[Web page and app entries]
• • •
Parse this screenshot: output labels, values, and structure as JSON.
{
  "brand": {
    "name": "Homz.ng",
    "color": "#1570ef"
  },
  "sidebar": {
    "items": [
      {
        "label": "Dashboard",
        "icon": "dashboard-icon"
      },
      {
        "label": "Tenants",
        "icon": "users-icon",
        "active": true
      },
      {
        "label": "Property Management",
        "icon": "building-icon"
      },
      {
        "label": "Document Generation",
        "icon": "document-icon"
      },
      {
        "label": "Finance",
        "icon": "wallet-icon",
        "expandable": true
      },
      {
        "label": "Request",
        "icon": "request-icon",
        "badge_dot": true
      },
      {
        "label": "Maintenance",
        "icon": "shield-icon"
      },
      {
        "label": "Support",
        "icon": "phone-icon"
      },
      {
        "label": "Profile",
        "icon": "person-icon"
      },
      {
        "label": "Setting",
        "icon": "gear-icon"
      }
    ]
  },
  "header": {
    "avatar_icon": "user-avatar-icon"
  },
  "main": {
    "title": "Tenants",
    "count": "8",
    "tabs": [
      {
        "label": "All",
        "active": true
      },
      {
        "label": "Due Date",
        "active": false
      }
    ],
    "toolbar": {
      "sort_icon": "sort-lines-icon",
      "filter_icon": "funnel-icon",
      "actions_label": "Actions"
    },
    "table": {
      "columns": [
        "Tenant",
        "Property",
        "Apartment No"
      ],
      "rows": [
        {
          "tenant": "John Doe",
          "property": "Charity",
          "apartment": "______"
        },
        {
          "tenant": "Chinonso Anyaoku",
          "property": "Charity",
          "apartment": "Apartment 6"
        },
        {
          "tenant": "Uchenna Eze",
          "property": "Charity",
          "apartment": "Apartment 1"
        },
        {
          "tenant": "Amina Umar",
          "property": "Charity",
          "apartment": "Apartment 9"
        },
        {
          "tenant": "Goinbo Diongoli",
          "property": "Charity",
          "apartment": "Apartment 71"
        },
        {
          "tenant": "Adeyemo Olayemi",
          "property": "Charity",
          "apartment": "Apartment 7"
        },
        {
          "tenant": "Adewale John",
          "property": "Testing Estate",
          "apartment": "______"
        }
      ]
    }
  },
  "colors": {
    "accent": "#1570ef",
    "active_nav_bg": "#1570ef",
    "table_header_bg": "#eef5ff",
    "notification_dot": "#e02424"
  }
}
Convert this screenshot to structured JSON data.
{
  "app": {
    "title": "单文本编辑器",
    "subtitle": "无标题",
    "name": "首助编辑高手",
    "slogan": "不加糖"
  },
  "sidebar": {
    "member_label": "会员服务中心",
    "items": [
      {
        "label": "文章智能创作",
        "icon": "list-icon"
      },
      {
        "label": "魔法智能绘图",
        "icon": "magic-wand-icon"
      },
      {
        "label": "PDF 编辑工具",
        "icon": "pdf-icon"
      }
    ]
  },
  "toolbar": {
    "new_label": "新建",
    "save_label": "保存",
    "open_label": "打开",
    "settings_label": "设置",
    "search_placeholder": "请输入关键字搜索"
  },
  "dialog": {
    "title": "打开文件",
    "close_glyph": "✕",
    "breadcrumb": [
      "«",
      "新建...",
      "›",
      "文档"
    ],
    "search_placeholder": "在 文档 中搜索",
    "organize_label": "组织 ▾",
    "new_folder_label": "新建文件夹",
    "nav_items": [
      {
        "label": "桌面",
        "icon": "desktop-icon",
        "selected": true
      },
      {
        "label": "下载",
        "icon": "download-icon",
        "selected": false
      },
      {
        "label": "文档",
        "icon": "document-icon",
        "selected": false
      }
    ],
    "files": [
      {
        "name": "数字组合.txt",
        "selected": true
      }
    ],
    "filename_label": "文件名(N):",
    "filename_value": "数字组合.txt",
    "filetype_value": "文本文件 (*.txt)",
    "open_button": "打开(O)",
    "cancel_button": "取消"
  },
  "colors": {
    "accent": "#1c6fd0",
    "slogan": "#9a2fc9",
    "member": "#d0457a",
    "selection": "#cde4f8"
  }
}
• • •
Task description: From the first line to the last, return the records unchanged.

Answer space:
Parse this screenshot: output labels, values, and structure as JSON.
{
  "brand": {
    "name": "Homz.ng",
    "color": "#1570ef"
  },
  "sidebar": {
    "items": [
      {
        "label": "Dashboard",
        "icon": "dashboard-icon"
      },
      {
        "label": "Tenants",
        "icon": "users-icon",
        "active": true
      },
      {
        "label": "Property Management",
        "icon": "building-icon"
      },
      {
        "label": "Document Generation",
        "icon": "document-icon"
      },
      {
        "label": "Finance",
        "icon": "wallet-icon",
        "expandable": true
      },
      {
        "label": "Request",
        "icon": "request-icon",
        "badge_dot": true
      },
      {
        "label": "Maintenance",
        "icon": "shield-icon"
      },
      {
        "label": "Support",
        "icon": "phone-icon"
      },
      {
        "label": "Profile",
        "icon": "person-icon"
      },
      {
        "label": "Setting",
        "icon": "gear-icon"
      }
    ]
  },
  "header": {
    "avatar_icon": "user-avatar-icon"
  },
  "main": {
    "title": "Tenants",
    "count": "8",
    "tabs": [
      {
        "label": "All",
        "active": true
      },
      {
        "label": "Due Date",
        "active": false
      }
    ],
    "toolbar": {
      "sort_icon": "sort-lines-icon",
      "filter_icon": "funnel-icon",
      "actions_label": "Actions"
    },
    "table": {
      "columns": [
        "Tenant",
        "Property",
        "Apartment No"
      ],
      "rows": [
        {
          "tenant": "John Doe",
          "property": "Charity",
          "apartment": "______"
        },
        {
          "tenant": "Chinonso Anyaoku",
          "property": "Charity",
          "apartment": "Apartment 6"
        },
        {
          "tenant": "Uchenna Eze",
          "property": "Charity",
          "apartment": "Apartment 1"
        },
        {
          "tenant": "Amina Umar",
          "property": "Charity",
          "apartment": "Apartment 9"
        },
        {
          "tenant": "Goinbo Diongoli",
          "property": "Charity",
          "apartment": "Apartment 71"
        },
        {
          "tenant": "Adeyemo Olayemi",
          "property": "Charity",
          "apartment": "Apartment 7"
        },
        {
          "tenant": "Adewale John",
          "property": "Testing Estate",
          "apartment": "______"
        }
      ]
    }
  },
  "colors": {
    "accent": "#1570ef",
    "active_nav_bg": "#1570ef",
    "table_header_bg": "#eef5ff",
    "notification_dot": "#e02424"
  }
}
Convert this screenshot to structured JSON data.
{
  "app": {
    "title": "单文本编辑器",
    "subtitle": "无标题",
    "name": "首助编辑高手",
    "slogan": "不加糖"
  },
  "sidebar": {
    "member_label": "会员服务中心",
    "items": [
      {
        "label": "文章智能创作",
        "icon": "list-icon"
      },
      {
        "label": "魔法智能绘图",
        "icon": "magic-wand-icon"
      },
      {
        "label": "PDF 编辑工具",
        "icon": "pdf-icon"
      }
    ]
  },
  "toolbar": {
    "new_label": "新建",
    "save_label": "保存",
    "open_label": "打开",
    "settings_label": "设置",
    "search_placeholder": "请输入关键字搜索"
  },
  "dialog": {
    "title": "打开文件",
    "close_glyph": "✕",
    "breadcrumb": [
      "«",
      "新建...",
      "›",
      "文档"
    ],
    "search_placeholder": "在 文档 中搜索",
    "organize_label": "组织 ▾",
    "new_folder_label": "新建文件夹",
    "nav_items": [
      {
        "label": "桌面",
        "icon": "desktop-icon",
        "selected": true
      },
      {
        "label": "下载",
        "icon": "download-icon",
        "selected": false
      },
      {
        "label": "文档",
        "icon": "document-icon",
        "selected": false
      }
    ],
    "files": [
      {
        "name": "数字组合.txt",
        "selected": true
      }
    ],
    "filename_label": "文件名(N):",
    "filename_value": "数字组合.txt",
    "filetype_value": "文本文件 (*.txt)",
    "open_button": "打开(O)",
    "cancel_button": "取消"
  },
  "colors": {
    "accent": "#1c6fd0",
    "slogan": "#9a2fc9",
    "member": "#d0457a",
    "selection": "#cde4f8"
  }
}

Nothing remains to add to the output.